[[ Dataset excerpts, beginning ]]

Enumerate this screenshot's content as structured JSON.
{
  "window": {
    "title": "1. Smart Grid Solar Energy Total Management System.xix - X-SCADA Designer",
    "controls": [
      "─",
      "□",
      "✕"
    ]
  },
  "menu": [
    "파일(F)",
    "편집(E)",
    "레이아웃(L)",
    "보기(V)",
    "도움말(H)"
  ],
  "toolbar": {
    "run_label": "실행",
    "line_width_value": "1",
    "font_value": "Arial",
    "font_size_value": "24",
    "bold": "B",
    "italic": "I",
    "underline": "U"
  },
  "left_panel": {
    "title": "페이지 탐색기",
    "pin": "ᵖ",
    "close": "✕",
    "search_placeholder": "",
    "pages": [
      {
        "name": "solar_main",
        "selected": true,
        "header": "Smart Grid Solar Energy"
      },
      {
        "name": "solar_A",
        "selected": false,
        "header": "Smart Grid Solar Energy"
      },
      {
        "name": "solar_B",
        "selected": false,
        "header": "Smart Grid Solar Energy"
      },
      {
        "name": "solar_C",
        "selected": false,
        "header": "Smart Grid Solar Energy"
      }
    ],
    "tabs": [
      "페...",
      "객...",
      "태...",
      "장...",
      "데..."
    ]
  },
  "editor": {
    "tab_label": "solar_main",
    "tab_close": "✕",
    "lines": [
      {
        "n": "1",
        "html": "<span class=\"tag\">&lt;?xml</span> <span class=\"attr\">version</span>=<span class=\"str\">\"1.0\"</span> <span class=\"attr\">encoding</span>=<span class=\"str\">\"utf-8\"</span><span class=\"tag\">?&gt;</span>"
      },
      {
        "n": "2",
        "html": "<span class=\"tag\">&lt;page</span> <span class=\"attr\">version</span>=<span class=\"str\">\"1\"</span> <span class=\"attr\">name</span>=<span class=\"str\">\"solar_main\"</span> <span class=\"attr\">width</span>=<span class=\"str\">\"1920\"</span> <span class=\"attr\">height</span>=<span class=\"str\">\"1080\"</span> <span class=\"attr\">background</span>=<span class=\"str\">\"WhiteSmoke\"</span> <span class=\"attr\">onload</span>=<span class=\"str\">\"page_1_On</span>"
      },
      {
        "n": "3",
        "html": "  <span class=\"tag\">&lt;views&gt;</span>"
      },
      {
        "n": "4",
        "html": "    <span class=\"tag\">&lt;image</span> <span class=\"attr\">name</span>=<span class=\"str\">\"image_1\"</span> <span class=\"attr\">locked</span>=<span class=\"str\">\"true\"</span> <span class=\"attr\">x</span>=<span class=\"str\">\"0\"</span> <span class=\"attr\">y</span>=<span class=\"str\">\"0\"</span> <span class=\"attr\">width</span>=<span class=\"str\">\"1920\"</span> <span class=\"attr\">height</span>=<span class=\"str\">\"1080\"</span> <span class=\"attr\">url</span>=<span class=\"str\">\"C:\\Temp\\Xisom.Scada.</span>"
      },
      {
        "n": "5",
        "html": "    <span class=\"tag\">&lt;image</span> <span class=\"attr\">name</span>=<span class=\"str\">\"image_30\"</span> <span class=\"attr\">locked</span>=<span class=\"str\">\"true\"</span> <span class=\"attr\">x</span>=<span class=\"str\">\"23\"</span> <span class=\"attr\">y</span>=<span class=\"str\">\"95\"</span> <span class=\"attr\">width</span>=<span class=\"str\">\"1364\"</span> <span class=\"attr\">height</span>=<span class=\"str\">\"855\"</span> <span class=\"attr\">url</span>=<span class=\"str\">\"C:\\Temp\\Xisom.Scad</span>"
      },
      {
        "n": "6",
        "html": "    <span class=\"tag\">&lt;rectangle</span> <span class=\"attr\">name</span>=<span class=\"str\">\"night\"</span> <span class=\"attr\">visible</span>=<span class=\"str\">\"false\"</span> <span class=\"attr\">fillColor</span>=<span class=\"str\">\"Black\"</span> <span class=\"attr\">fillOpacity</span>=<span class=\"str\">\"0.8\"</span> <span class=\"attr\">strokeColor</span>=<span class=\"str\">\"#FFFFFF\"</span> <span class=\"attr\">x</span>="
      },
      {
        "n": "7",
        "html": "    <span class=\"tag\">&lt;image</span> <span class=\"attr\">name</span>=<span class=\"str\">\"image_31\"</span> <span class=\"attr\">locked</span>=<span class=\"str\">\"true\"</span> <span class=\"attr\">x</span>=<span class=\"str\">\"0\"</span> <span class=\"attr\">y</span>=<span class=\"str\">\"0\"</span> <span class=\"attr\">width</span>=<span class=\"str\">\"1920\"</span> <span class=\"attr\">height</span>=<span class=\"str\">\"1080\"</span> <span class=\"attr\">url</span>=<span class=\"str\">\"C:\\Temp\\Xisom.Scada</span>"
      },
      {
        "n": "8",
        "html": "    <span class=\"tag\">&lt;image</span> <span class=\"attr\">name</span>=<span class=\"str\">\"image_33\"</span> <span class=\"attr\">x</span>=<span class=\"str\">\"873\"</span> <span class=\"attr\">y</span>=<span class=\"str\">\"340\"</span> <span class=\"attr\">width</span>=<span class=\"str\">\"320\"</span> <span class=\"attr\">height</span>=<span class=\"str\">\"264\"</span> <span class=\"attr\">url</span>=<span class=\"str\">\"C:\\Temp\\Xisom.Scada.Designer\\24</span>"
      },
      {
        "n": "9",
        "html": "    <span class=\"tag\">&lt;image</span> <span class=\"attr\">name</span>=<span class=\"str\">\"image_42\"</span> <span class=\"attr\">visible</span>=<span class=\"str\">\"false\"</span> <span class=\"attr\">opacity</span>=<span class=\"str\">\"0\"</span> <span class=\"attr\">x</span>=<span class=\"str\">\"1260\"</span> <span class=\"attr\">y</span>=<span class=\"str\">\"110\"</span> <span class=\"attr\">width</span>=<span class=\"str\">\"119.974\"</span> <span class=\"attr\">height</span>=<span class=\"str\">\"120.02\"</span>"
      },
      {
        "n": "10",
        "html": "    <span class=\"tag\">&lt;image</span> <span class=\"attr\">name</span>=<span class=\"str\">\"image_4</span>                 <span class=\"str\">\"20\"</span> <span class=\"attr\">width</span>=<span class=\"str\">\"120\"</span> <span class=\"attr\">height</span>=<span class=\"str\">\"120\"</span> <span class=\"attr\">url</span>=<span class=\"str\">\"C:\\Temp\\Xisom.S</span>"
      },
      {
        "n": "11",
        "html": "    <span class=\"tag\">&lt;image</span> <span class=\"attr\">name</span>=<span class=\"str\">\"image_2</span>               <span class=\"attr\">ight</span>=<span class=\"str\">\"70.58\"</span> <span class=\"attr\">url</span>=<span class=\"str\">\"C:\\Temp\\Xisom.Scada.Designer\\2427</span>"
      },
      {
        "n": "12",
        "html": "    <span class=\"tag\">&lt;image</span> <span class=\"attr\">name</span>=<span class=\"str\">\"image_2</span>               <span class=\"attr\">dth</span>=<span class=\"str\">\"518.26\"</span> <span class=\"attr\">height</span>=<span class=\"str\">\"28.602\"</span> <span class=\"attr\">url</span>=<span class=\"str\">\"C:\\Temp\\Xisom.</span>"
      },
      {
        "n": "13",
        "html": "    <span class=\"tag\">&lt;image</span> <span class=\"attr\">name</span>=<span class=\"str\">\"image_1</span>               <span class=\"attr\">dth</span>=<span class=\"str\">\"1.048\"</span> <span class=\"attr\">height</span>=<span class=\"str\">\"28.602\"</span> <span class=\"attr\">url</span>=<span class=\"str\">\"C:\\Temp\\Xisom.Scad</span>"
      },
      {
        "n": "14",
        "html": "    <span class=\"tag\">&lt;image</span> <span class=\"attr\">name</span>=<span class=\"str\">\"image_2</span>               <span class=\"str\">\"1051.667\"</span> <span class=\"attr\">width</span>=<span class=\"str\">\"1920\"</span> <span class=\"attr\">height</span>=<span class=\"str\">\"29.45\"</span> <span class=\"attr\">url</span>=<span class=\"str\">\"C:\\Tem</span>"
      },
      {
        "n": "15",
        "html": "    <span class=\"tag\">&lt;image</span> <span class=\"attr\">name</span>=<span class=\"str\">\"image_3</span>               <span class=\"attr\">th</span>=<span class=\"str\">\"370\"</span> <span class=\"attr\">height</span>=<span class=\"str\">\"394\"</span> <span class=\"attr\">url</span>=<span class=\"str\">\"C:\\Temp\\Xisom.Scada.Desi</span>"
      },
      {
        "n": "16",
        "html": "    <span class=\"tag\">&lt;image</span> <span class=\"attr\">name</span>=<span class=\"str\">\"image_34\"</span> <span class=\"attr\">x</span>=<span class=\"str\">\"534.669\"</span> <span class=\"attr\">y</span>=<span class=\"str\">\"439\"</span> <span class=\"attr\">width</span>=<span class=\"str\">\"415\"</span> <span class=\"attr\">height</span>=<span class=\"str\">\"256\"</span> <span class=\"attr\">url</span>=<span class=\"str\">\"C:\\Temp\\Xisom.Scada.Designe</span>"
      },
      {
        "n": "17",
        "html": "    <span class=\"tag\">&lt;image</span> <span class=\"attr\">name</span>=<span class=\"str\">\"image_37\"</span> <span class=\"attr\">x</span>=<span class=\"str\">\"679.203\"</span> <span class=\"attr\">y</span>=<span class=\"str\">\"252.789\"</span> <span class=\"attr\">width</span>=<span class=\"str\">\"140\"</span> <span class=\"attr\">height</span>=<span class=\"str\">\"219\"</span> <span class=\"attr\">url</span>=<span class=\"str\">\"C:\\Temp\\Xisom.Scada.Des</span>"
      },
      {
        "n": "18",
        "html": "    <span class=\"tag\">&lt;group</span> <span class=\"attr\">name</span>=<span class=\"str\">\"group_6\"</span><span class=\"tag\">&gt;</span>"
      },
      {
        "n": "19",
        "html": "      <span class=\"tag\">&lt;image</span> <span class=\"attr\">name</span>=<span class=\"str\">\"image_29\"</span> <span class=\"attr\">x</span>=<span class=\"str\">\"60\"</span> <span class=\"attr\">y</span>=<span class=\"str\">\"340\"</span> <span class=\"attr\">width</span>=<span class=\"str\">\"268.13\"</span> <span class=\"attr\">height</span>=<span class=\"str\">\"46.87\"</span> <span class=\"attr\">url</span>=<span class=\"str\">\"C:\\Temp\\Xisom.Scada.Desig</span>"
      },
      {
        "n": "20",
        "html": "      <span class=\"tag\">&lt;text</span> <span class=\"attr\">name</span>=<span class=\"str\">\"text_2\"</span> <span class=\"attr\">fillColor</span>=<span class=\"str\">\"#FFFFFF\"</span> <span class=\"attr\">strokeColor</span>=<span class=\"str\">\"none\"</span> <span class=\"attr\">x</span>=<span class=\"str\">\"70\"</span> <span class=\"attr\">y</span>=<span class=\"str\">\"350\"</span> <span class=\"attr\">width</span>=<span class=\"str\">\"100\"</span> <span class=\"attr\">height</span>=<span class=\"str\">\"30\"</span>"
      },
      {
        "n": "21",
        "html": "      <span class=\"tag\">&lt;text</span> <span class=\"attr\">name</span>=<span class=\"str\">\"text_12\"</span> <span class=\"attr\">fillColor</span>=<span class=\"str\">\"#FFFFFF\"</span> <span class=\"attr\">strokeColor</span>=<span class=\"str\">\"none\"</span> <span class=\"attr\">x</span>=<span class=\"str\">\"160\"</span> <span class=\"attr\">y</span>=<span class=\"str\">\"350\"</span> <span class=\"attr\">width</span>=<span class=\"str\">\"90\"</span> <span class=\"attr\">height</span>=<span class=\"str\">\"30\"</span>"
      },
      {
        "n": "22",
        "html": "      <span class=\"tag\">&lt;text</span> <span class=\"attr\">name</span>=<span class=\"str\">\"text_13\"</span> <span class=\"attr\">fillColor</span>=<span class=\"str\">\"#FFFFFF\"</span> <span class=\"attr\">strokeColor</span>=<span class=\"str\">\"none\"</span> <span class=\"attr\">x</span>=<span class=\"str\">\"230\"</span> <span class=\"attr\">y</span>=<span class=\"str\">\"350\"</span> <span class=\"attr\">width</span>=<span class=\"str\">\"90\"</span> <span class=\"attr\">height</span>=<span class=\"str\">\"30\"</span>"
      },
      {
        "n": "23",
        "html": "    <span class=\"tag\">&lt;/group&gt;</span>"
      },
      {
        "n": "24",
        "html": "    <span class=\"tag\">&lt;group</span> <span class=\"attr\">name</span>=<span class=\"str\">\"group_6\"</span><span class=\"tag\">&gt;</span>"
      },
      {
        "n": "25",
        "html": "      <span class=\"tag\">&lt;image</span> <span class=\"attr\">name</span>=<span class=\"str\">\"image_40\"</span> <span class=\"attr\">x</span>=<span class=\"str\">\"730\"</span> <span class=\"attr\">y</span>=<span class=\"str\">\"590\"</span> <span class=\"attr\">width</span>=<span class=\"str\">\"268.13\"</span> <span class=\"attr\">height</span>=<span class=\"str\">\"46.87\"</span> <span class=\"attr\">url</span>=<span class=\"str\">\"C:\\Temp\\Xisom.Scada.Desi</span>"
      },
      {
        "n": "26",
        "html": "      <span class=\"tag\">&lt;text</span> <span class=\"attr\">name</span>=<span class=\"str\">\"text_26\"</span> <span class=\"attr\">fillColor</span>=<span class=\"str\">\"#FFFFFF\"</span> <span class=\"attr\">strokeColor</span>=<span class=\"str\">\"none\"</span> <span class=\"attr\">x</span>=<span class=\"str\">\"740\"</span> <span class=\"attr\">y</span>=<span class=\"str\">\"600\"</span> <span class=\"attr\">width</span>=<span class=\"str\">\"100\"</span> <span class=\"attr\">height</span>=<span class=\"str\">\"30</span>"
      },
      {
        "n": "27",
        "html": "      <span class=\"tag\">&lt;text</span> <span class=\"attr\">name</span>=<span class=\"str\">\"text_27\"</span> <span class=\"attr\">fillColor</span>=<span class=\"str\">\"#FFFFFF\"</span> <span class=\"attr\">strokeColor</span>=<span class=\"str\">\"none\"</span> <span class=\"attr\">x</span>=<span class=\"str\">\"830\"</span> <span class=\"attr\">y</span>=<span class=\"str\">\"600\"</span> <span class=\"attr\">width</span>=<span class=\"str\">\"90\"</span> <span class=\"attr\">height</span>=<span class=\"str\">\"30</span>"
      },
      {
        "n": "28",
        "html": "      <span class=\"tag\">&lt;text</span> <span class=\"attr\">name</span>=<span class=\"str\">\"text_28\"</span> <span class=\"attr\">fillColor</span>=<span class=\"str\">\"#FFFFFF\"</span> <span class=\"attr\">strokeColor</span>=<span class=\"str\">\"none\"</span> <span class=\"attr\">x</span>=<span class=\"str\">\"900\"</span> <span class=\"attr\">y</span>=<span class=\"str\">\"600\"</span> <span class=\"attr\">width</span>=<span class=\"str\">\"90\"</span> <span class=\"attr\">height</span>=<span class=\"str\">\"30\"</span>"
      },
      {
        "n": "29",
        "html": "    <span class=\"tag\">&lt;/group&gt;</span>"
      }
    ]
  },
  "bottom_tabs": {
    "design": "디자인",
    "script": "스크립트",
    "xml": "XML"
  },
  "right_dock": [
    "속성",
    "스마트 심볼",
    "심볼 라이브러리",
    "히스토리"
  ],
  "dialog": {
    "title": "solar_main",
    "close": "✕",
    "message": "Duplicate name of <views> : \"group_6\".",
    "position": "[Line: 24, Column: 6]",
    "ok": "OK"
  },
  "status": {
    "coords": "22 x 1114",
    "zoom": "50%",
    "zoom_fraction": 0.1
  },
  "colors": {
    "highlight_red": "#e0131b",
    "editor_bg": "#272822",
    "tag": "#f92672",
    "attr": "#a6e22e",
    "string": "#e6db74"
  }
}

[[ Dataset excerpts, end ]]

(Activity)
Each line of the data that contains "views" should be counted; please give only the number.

(Solution to this exercise)
2